The Queston of "When"?
Most older adults will rely on their Social Security payments to make ends meet in retirement, but with growing numbers delaying retirement, when is the right time to start drawing benefits? The answer varies based on many factors, including your marital status and additional retirement savings. Before you cash your first check, consider these factors:
The typical age at which one becomes eligible for Social Security does vary slightly; most people qualify at age 62, though widows and widowers may qualify at age 60. In today’s economy, however, and with people living longer, few are ready to retire at 62, and most people will benefit more from waiting for their full retirement benefits to begin between the ages of 65 and 67, depending on when you were born.
Of course, no one is making your retire. If you have a job you enjoy and significant financial security, you may elect to wait until age 70. If you decline benefits until this time, you’ll receive added funds in the form of delayed retirement credits.

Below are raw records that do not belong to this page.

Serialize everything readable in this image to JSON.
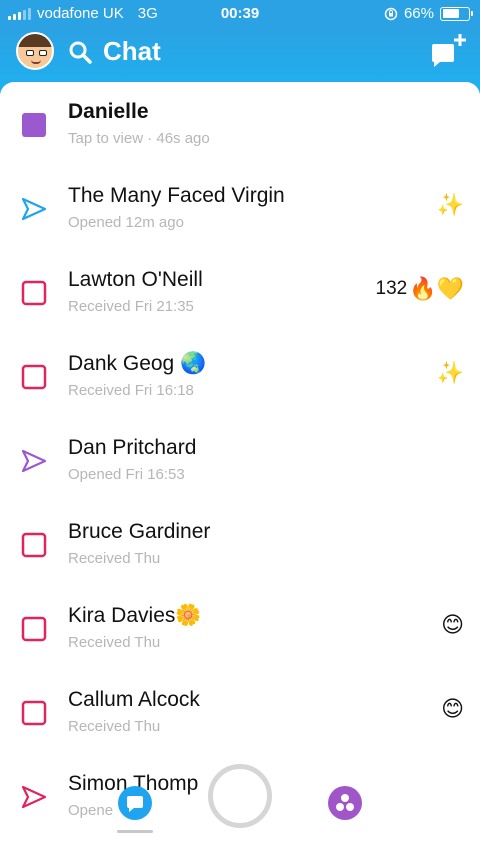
{
  "status_bar": {
    "carrier": "vodafone UK",
    "network": "3G",
    "time": "00:39",
    "battery_percent": "66%",
    "battery_level": 0.66
  },
  "header": {
    "title": "Chat"
  },
  "chats": [
    {
      "name": "Danielle",
      "status": "Tap to view · 46s ago",
      "icon": "filled-square-icon",
      "icon_color": "#9b59d0",
      "bold": true,
      "right_text": "",
      "right_emoji": ""
    },
    {
      "name": "The Many Faced Virgin",
      "status": "Opened 12m ago",
      "icon": "sent-arrow-icon",
      "icon_color": "#1fa4ef",
      "bold": false,
      "right_text": "",
      "right_emoji": "✨"
    },
    {
      "name": "Lawton O'Neill",
      "status": "Received Fri 21:35",
      "icon": "outline-square-icon",
      "icon_color": "#e0245e",
      "bold": false,
      "right_text": "132",
      "right_emoji": "🔥💛"
    },
    {
      "name": "Dank Geog 🌏",
      "status": "Received Fri 16:18",
      "icon": "outline-square-icon",
      "icon_color": "#e0245e",
      "bold": false,
      "right_text": "",
      "right_emoji": "✨"
    },
    {
      "name": "Dan Pritchard",
      "status": "Opened Fri 16:53",
      "icon": "sent-arrow-icon",
      "icon_color": "#9b59d0",
      "bold": false,
      "right_text": "",
      "right_emoji": ""
    },
    {
      "name": "Bruce Gardiner",
      "status": "Received Thu",
      "icon": "outline-square-icon",
      "icon_color": "#e0245e",
      "bold": false,
      "right_text": "",
      "right_emoji": ""
    },
    {
      "name": "Kira Davies🌼",
      "status": "Received Thu",
      "icon": "outline-square-icon",
      "icon_color": "#e0245e",
      "bold": false,
      "right_text": "",
      "right_emoji": "😊"
    },
    {
      "name": "Callum Alcock",
      "status": "Received Thu",
      "icon": "outline-square-icon",
      "icon_color": "#e0245e",
      "bold": false,
      "right_text": "",
      "right_emoji": "😊"
    },
    {
      "name": "Simon Thomp",
      "status": "Opene",
      "icon": "sent-arrow-icon",
      "icon_color": "#e0245e",
      "bold": false,
      "right_text": "",
      "right_emoji": ""
    }
  ],
  "colors": {
    "brand_blue": "#1fa4ef",
    "received_red": "#e0245e",
    "purple": "#9b59d0"
  }
}
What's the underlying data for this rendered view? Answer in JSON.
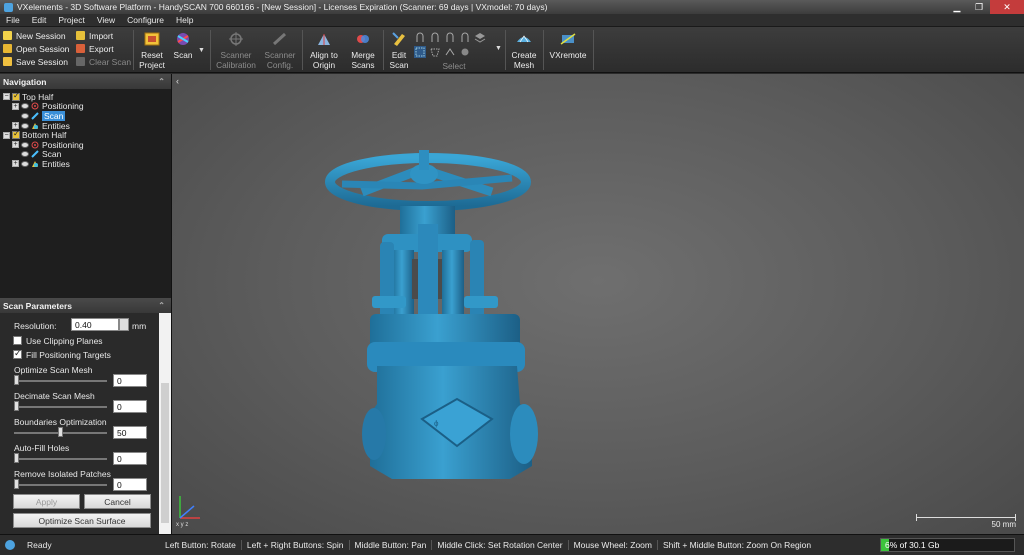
{
  "window": {
    "title": "VXelements - 3D Software Platform - HandySCAN 700 660166 - [New Session] - Licenses Expiration (Scanner: 69 days | VXmodel: 70 days)"
  },
  "menu": [
    "File",
    "Edit",
    "Project",
    "View",
    "Configure",
    "Help"
  ],
  "toolbar": {
    "session": {
      "new": "New Session",
      "open": "Open Session",
      "save": "Save Session"
    },
    "file": {
      "import": "Import",
      "export": "Export",
      "clear_scan": "Clear Scan"
    },
    "reset_project": [
      "Reset",
      "Project"
    ],
    "scan": "Scan",
    "scanner_calibration": [
      "Scanner",
      "Calibration"
    ],
    "scanner_config": [
      "Scanner",
      "Config."
    ],
    "align_to_origin": [
      "Align to",
      "Origin"
    ],
    "merge_scans": [
      "Merge",
      "Scans"
    ],
    "edit_scan": [
      "Edit",
      "Scan"
    ],
    "select": "Select",
    "create_mesh": [
      "Create",
      "Mesh"
    ],
    "vxremote": "VXremote"
  },
  "navigation": {
    "title": "Navigation",
    "tree": {
      "top_half": "Top Half",
      "top_positioning": "Positioning",
      "top_scan": "Scan",
      "top_entities": "Entities",
      "bottom_half": "Bottom Half",
      "bottom_positioning": "Positioning",
      "bottom_scan": "Scan",
      "bottom_entities": "Entities"
    }
  },
  "scan_params": {
    "title": "Scan Parameters",
    "resolution_label": "Resolution:",
    "resolution_value": "0.40",
    "resolution_unit": "mm",
    "use_clipping_planes": "Use Clipping Planes",
    "use_clipping_planes_checked": false,
    "fill_positioning_targets": "Fill Positioning Targets",
    "fill_positioning_targets_checked": true,
    "optimize_scan_mesh_label": "Optimize Scan Mesh",
    "optimize_scan_mesh_value": "0",
    "decimate_scan_mesh_label": "Decimate Scan Mesh",
    "decimate_scan_mesh_value": "0",
    "boundaries_optimization_label": "Boundaries Optimization",
    "boundaries_optimization_value": "50",
    "auto_fill_holes_label": "Auto-Fill Holes",
    "auto_fill_holes_value": "0",
    "remove_isolated_patches_label": "Remove Isolated Patches",
    "remove_isolated_patches_value": "0",
    "apply": "Apply",
    "cancel": "Cancel",
    "optimize_scan_surface": "Optimize Scan Surface"
  },
  "viewport": {
    "scale_label": "50 mm",
    "axis_label": "x y z"
  },
  "status": {
    "ready": "Ready",
    "hints": [
      "Left Button: Rotate",
      "Left + Right Buttons: Spin",
      "Middle Button: Pan",
      "Middle Click: Set Rotation Center",
      "Mouse Wheel: Zoom",
      "Shift + Middle Button: Zoom On Region"
    ],
    "memory_text": "6% of 30.1 Gb",
    "memory_fraction": 0.06
  },
  "colors": {
    "model": "#2f8fbf",
    "accent": "#3a8fd8",
    "memory": "#3cc43c"
  }
}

Many experts recommend waiting until age 70 to begin drawing Social Security, but is that in your best interests? Again, the answer varies, but for many people, this is the best approach because the payments are larger and waiting means you’ll have more working years paying into your normal retirement savings. Since most people don’t save enough for retirement, this will help maximize your financial comfort in retirement.

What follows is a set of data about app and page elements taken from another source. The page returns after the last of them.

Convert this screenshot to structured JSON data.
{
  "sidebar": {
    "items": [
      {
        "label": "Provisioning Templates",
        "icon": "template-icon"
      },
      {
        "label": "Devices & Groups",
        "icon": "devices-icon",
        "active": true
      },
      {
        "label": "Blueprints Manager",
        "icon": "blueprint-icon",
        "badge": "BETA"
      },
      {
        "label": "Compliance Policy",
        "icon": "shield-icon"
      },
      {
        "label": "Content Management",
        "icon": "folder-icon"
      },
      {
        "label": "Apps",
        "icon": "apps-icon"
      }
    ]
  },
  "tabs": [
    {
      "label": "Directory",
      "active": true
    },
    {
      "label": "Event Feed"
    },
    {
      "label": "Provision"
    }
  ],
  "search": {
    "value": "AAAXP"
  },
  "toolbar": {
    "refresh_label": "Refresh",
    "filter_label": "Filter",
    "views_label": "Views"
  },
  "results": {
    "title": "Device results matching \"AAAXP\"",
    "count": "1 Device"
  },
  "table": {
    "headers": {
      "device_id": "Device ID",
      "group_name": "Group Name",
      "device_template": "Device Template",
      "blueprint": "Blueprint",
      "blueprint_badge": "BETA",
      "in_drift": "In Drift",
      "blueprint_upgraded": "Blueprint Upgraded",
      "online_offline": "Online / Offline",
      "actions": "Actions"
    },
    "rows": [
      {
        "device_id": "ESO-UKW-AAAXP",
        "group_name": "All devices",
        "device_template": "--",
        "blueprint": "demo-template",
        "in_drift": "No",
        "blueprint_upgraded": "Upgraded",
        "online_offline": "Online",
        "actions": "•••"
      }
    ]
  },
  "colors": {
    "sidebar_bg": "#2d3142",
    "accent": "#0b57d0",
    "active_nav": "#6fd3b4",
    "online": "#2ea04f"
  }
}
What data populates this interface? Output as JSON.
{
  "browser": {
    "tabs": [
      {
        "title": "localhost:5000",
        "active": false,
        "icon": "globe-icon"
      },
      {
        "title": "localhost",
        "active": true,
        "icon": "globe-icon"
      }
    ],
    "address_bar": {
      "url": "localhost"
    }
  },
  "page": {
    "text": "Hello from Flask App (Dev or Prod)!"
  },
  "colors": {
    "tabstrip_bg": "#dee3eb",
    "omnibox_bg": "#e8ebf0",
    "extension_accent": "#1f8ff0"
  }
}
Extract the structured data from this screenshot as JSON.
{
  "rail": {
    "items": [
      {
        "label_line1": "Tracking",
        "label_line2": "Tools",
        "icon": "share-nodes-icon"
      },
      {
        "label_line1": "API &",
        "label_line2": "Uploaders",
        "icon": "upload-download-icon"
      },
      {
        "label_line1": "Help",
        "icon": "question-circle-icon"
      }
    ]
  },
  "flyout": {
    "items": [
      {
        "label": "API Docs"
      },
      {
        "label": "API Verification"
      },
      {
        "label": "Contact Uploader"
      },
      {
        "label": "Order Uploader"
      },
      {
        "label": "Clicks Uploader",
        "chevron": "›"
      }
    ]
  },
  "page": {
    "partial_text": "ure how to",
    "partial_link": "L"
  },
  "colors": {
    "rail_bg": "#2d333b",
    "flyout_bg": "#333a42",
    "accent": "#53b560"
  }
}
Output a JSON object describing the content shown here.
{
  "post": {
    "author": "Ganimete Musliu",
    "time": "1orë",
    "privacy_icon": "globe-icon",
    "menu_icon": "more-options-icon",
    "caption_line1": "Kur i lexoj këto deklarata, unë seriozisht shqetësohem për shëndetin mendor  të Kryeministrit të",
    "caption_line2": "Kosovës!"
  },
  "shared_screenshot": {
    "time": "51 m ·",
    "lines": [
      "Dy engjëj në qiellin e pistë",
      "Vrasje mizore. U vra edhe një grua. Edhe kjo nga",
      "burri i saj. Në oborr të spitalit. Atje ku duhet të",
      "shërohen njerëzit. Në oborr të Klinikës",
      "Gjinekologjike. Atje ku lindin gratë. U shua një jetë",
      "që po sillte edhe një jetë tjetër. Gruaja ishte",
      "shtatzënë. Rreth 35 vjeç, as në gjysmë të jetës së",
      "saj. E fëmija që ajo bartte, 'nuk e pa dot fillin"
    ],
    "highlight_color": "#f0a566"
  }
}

Early Benefits Options
There are some exceptional cases in which it’s better to draw early Social Security benefits at age 62, including if you have a highly physical job that could cause serious injury to your aging body or if you are already sick or disabled. Even if you’re not currently receiving disability benefits, taking early Social Security can improve your quality of life. Some people with significant savings also choose to begin receiving these payments early because they want to retire, travel, and enjoy their leisure time.

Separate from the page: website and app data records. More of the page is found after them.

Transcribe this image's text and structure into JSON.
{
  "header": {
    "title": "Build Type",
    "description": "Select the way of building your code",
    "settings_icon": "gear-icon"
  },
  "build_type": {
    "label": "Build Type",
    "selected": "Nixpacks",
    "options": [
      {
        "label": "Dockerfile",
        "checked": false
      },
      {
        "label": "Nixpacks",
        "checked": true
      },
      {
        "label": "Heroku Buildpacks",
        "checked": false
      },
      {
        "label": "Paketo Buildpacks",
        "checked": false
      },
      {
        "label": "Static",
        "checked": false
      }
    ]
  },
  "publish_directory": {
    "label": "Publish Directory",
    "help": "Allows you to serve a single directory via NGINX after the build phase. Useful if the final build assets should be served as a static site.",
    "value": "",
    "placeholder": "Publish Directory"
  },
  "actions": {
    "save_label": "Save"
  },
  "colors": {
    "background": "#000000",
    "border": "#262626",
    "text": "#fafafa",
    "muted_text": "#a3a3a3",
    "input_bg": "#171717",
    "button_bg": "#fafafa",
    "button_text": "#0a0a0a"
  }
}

Social Security benefits are essentially determined via actuarial charts so that you’ll receive about the same amount of money no matter when you begin drawing benefits, but that doesn’t mean all ages are equal. You need to consider your personal goals, your health, and your professional opportunities before retiring. There is no magic age to retire, only an age that fits your aspirations for your post-work life.